>>>

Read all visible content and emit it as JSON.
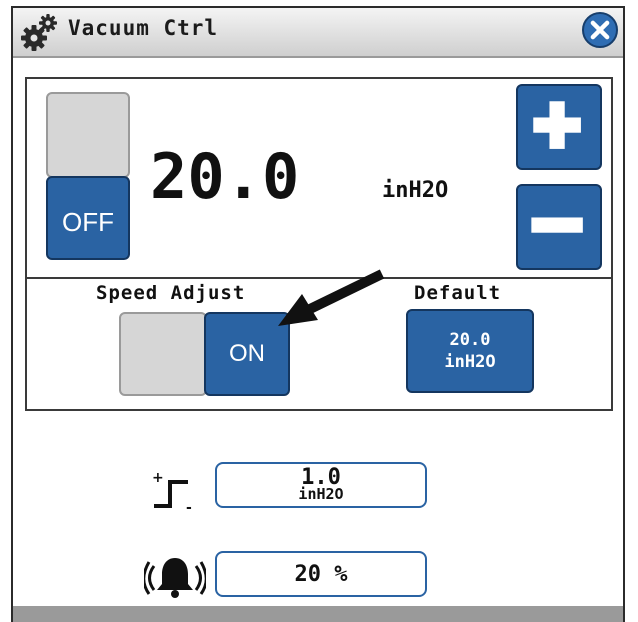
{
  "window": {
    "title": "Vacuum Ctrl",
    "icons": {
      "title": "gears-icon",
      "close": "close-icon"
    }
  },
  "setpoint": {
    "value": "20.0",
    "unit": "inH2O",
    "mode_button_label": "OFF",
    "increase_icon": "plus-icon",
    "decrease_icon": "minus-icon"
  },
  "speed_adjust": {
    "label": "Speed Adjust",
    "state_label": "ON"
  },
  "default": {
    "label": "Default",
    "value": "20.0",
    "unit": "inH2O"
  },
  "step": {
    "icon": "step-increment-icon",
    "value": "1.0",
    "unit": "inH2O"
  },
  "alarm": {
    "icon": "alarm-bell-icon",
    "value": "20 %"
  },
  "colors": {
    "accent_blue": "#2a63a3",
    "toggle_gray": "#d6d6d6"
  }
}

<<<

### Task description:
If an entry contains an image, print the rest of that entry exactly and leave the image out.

### Your solution:
Read all visible content and emit it as JSON.
{
  "window": {
    "title": "Vacuum Ctrl",
    "icons": {
      "title": "gears-icon",
      "close": "close-icon"
    }
  },
  "setpoint": {
    "value": "20.0",
    "unit": "inH2O",
    "mode_button_label": "OFF",
    "increase_icon": "plus-icon",
    "decrease_icon": "minus-icon"
  },
  "speed_adjust": {
    "label": "Speed Adjust",
    "state_label": "ON"
  },
  "default": {
    "label": "Default",
    "value": "20.0",
    "unit": "inH2O"
  },
  "step": {
    "icon": "step-increment-icon",
    "value": "1.0",
    "unit": "inH2O"
  },
  "alarm": {
    "icon": "alarm-bell-icon",
    "value": "20 %"
  },
  "colors": {
    "accent_blue": "#2a63a3",
    "toggle_gray": "#d6d6d6"
  }
}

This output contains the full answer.